## The problem:
Each entry is to be reproduced verbatim, and images are to be omitted.

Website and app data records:
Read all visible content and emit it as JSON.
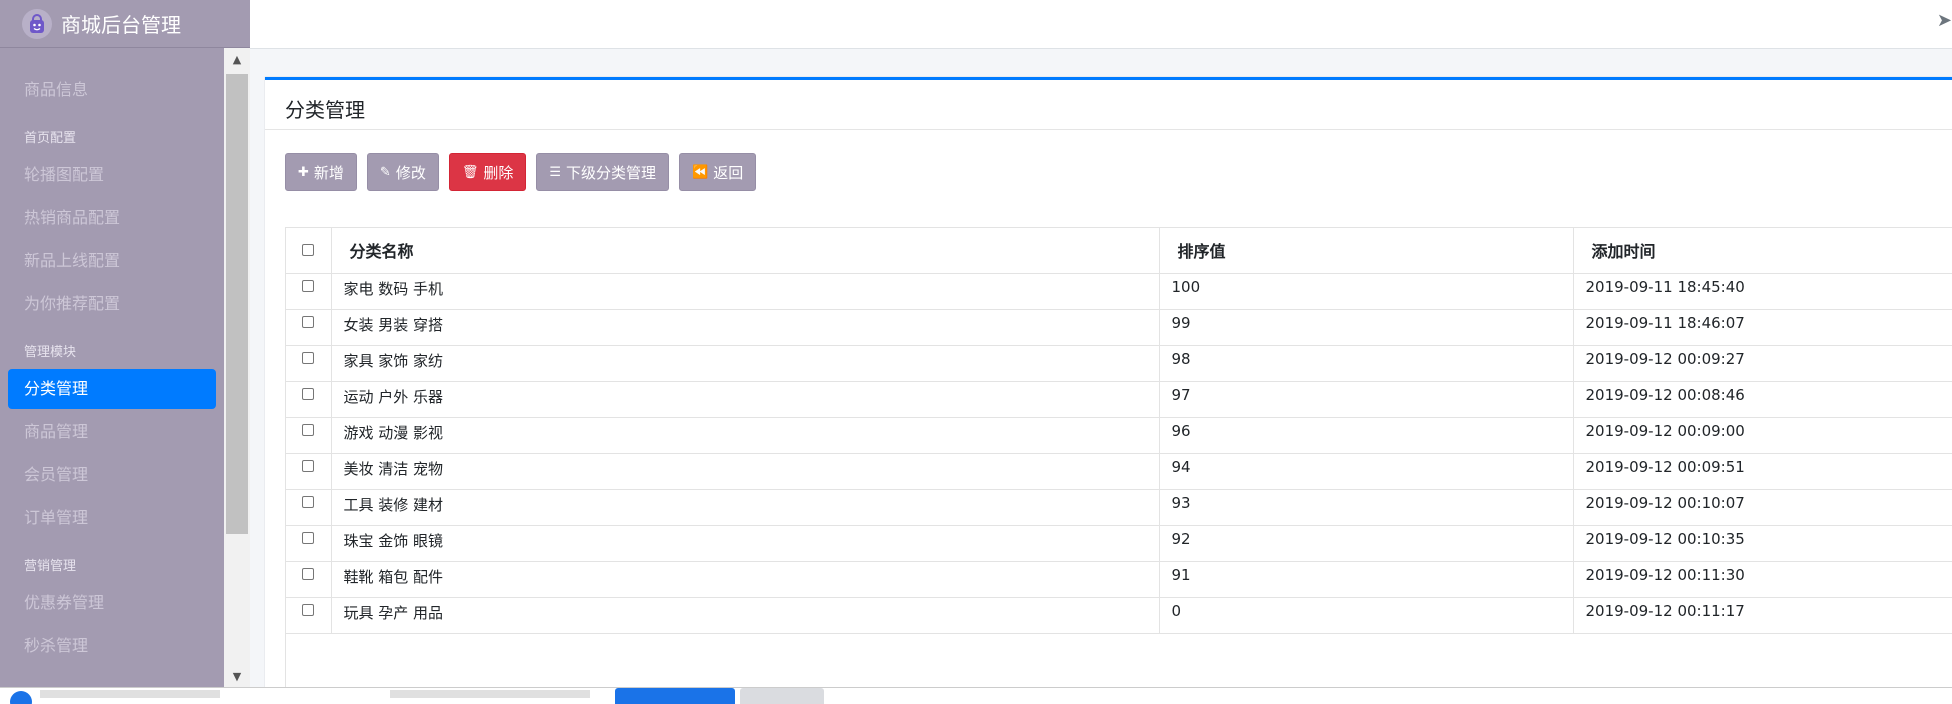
{
  "app": {
    "title": "商城后台管理"
  },
  "sidebar": {
    "sections": [
      {
        "header": "",
        "items": [
          {
            "label": "商品信息",
            "active": false
          }
        ]
      },
      {
        "header": "首页配置",
        "items": [
          {
            "label": "轮播图配置",
            "active": false
          },
          {
            "label": "热销商品配置",
            "active": false
          },
          {
            "label": "新品上线配置",
            "active": false
          },
          {
            "label": "为你推荐配置",
            "active": false
          }
        ]
      },
      {
        "header": "管理模块",
        "items": [
          {
            "label": "分类管理",
            "active": true
          },
          {
            "label": "商品管理",
            "active": false
          },
          {
            "label": "会员管理",
            "active": false
          },
          {
            "label": "订单管理",
            "active": false
          }
        ]
      },
      {
        "header": "营销管理",
        "items": [
          {
            "label": "优惠券管理",
            "active": false
          },
          {
            "label": "秒杀管理",
            "active": false
          }
        ]
      }
    ]
  },
  "page": {
    "title": "分类管理"
  },
  "toolbar": {
    "add": {
      "label": "新增",
      "icon": "plus-icon"
    },
    "edit": {
      "label": "修改",
      "icon": "edit-icon"
    },
    "delete": {
      "label": "删除",
      "icon": "trash-icon"
    },
    "sub": {
      "label": "下级分类管理",
      "icon": "list-icon"
    },
    "back": {
      "label": "返回",
      "icon": "backward-icon"
    }
  },
  "table": {
    "headers": {
      "name": "分类名称",
      "rank": "排序值",
      "time": "添加时间"
    },
    "rows": [
      {
        "name": "家电 数码 手机",
        "rank": "100",
        "time": "2019-09-11 18:45:40"
      },
      {
        "name": "女装 男装 穿搭",
        "rank": "99",
        "time": "2019-09-11 18:46:07"
      },
      {
        "name": "家具 家饰 家纺",
        "rank": "98",
        "time": "2019-09-12 00:09:27"
      },
      {
        "name": "运动 户外 乐器",
        "rank": "97",
        "time": "2019-09-12 00:08:46"
      },
      {
        "name": "游戏 动漫 影视",
        "rank": "96",
        "time": "2019-09-12 00:09:00"
      },
      {
        "name": "美妆 清洁 宠物",
        "rank": "94",
        "time": "2019-09-12 00:09:51"
      },
      {
        "name": "工具 装修 建材",
        "rank": "93",
        "time": "2019-09-12 00:10:07"
      },
      {
        "name": "珠宝 金饰 眼镜",
        "rank": "92",
        "time": "2019-09-12 00:10:35"
      },
      {
        "name": "鞋靴 箱包 配件",
        "rank": "91",
        "time": "2019-09-12 00:11:30"
      },
      {
        "name": "玩具 孕产 用品",
        "rank": "0",
        "time": "2019-09-12 00:11:17"
      }
    ]
  },
  "colors": {
    "sidebar": "#a39bb1",
    "accent": "#007bff",
    "danger": "#dc3545"
  }
}
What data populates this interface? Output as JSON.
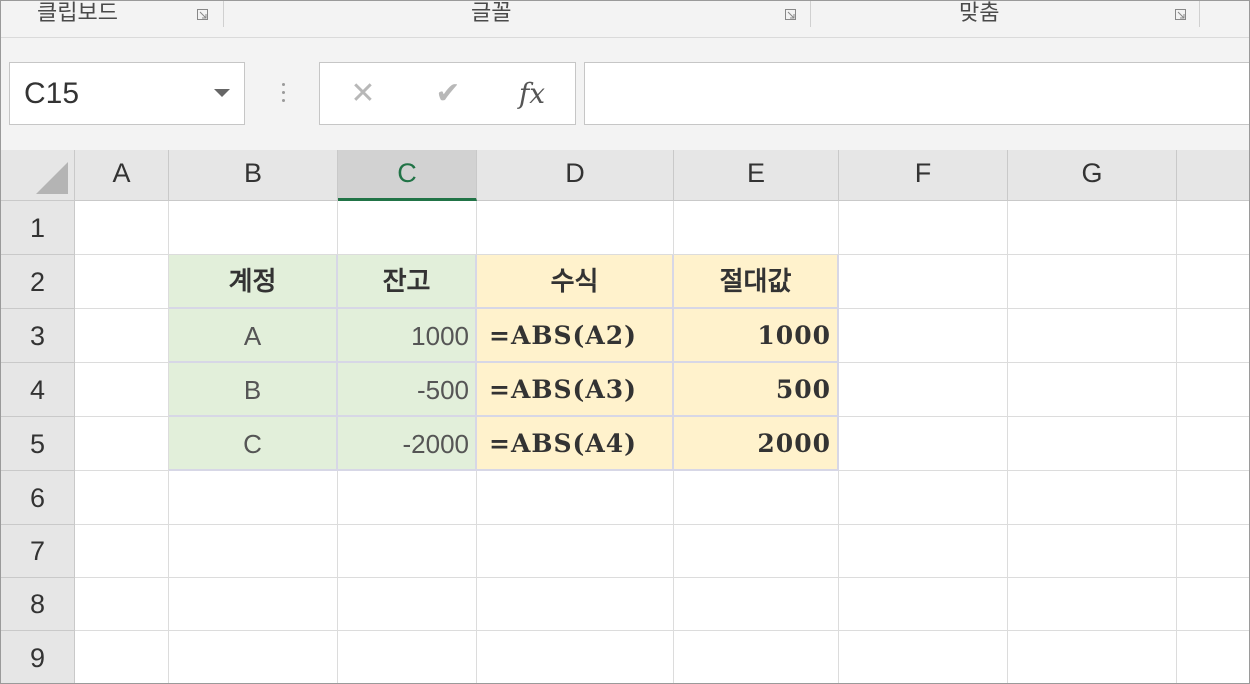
{
  "ribbon": {
    "groups": [
      "클립보드",
      "글꼴",
      "맞춤"
    ]
  },
  "formula_bar": {
    "name_box": "C15",
    "cancel_glyph": "✕",
    "enter_glyph": "✔",
    "fx_label": "fx",
    "formula": ""
  },
  "sheet": {
    "columns": [
      "A",
      "B",
      "C",
      "D",
      "E",
      "F",
      "G"
    ],
    "selected_column": "C",
    "rows": [
      "1",
      "2",
      "3",
      "4",
      "5",
      "6",
      "7",
      "8",
      "9"
    ],
    "table": {
      "header": [
        "계정",
        "잔고",
        "수식",
        "절대값"
      ],
      "rows": [
        [
          "A",
          "1000",
          "=ABS(A2)",
          "1000"
        ],
        [
          "B",
          "-500",
          "=ABS(A3)",
          "500"
        ],
        [
          "C",
          "-2000",
          "=ABS(A4)",
          "2000"
        ]
      ]
    }
  },
  "colors": {
    "accent": "#217346",
    "label_fill": "#e2efda",
    "formula_fill": "#fff2cc"
  }
}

## Exercise solution:
Read all visible content and emit it as JSON.
{
  "app": {
    "title": "商城后台管理"
  },
  "sidebar": {
    "sections": [
      {
        "header": "",
        "items": [
          {
            "label": "商品信息",
            "active": false
          }
        ]
      },
      {
        "header": "首页配置",
        "items": [
          {
            "label": "轮播图配置",
            "active": false
          },
          {
            "label": "热销商品配置",
            "active": false
          },
          {
            "label": "新品上线配置",
            "active": false
          },
          {
            "label": "为你推荐配置",
            "active": false
          }
        ]
      },
      {
        "header": "管理模块",
        "items": [
          {
            "label": "分类管理",
            "active": true
          },
          {
            "label": "商品管理",
            "active": false
          },
          {
            "label": "会员管理",
            "active": false
          },
          {
            "label": "订单管理",
            "active": false
          }
        ]
      },
      {
        "header": "营销管理",
        "items": [
          {
            "label": "优惠券管理",
            "active": false
          },
          {
            "label": "秒杀管理",
            "active": false
          }
        ]
      }
    ]
  },
  "page": {
    "title": "分类管理"
  },
  "toolbar": {
    "add": {
      "label": "新增",
      "icon": "plus-icon"
    },
    "edit": {
      "label": "修改",
      "icon": "edit-icon"
    },
    "delete": {
      "label": "删除",
      "icon": "trash-icon"
    },
    "sub": {
      "label": "下级分类管理",
      "icon": "list-icon"
    },
    "back": {
      "label": "返回",
      "icon": "backward-icon"
    }
  },
  "table": {
    "headers": {
      "name": "分类名称",
      "rank": "排序值",
      "time": "添加时间"
    },
    "rows": [
      {
        "name": "家电 数码 手机",
        "rank": "100",
        "time": "2019-09-11 18:45:40"
      },
      {
        "name": "女装 男装 穿搭",
        "rank": "99",
        "time": "2019-09-11 18:46:07"
      },
      {
        "name": "家具 家饰 家纺",
        "rank": "98",
        "time": "2019-09-12 00:09:27"
      },
      {
        "name": "运动 户外 乐器",
        "rank": "97",
        "time": "2019-09-12 00:08:46"
      },
      {
        "name": "游戏 动漫 影视",
        "rank": "96",
        "time": "2019-09-12 00:09:00"
      },
      {
        "name": "美妆 清洁 宠物",
        "rank": "94",
        "time": "2019-09-12 00:09:51"
      },
      {
        "name": "工具 装修 建材",
        "rank": "93",
        "time": "2019-09-12 00:10:07"
      },
      {
        "name": "珠宝 金饰 眼镜",
        "rank": "92",
        "time": "2019-09-12 00:10:35"
      },
      {
        "name": "鞋靴 箱包 配件",
        "rank": "91",
        "time": "2019-09-12 00:11:30"
      },
      {
        "name": "玩具 孕产 用品",
        "rank": "0",
        "time": "2019-09-12 00:11:17"
      }
    ]
  },
  "colors": {
    "sidebar": "#a39bb1",
    "accent": "#007bff",
    "danger": "#dc3545"
  }
}
What data populates this interface? Output as JSON.
{
  "ribbon": {
    "groups": [
      "클립보드",
      "글꼴",
      "맞춤"
    ]
  },
  "formula_bar": {
    "name_box": "C15",
    "cancel_glyph": "✕",
    "enter_glyph": "✔",
    "fx_label": "fx",
    "formula": ""
  },
  "sheet": {
    "columns": [
      "A",
      "B",
      "C",
      "D",
      "E",
      "F",
      "G"
    ],
    "selected_column": "C",
    "rows": [
      "1",
      "2",
      "3",
      "4",
      "5",
      "6",
      "7",
      "8",
      "9"
    ],
    "table": {
      "header": [
        "계정",
        "잔고",
        "수식",
        "절대값"
      ],
      "rows": [
        [
          "A",
          "1000",
          "=ABS(A2)",
          "1000"
        ],
        [
          "B",
          "-500",
          "=ABS(A3)",
          "500"
        ],
        [
          "C",
          "-2000",
          "=ABS(A4)",
          "2000"
        ]
      ]
    }
  },
  "colors": {
    "accent": "#217346",
    "label_fill": "#e2efda",
    "formula_fill": "#fff2cc"
  }
}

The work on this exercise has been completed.